_EXERCISE DESCRIPTION_
Report how many lines in the records carry the string "here", and give no further text.

_EXCERPTED DATA_
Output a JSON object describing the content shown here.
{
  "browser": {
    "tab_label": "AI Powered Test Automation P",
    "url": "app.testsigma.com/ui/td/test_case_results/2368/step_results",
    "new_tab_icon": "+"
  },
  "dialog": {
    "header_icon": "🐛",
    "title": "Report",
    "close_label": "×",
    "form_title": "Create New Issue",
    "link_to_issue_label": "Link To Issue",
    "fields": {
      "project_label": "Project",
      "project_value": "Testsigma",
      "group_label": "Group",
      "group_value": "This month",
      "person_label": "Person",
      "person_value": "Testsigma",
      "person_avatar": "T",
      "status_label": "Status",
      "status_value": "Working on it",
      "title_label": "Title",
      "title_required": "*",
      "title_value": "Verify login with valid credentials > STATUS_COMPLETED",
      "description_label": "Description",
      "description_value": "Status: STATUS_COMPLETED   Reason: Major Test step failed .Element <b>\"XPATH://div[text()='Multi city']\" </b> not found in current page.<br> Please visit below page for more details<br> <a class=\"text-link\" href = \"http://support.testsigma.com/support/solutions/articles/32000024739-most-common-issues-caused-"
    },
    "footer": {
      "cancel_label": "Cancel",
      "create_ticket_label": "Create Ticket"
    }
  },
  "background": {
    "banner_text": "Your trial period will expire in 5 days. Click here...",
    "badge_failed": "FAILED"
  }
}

_RESULT FOR THIS EXERCISE_
2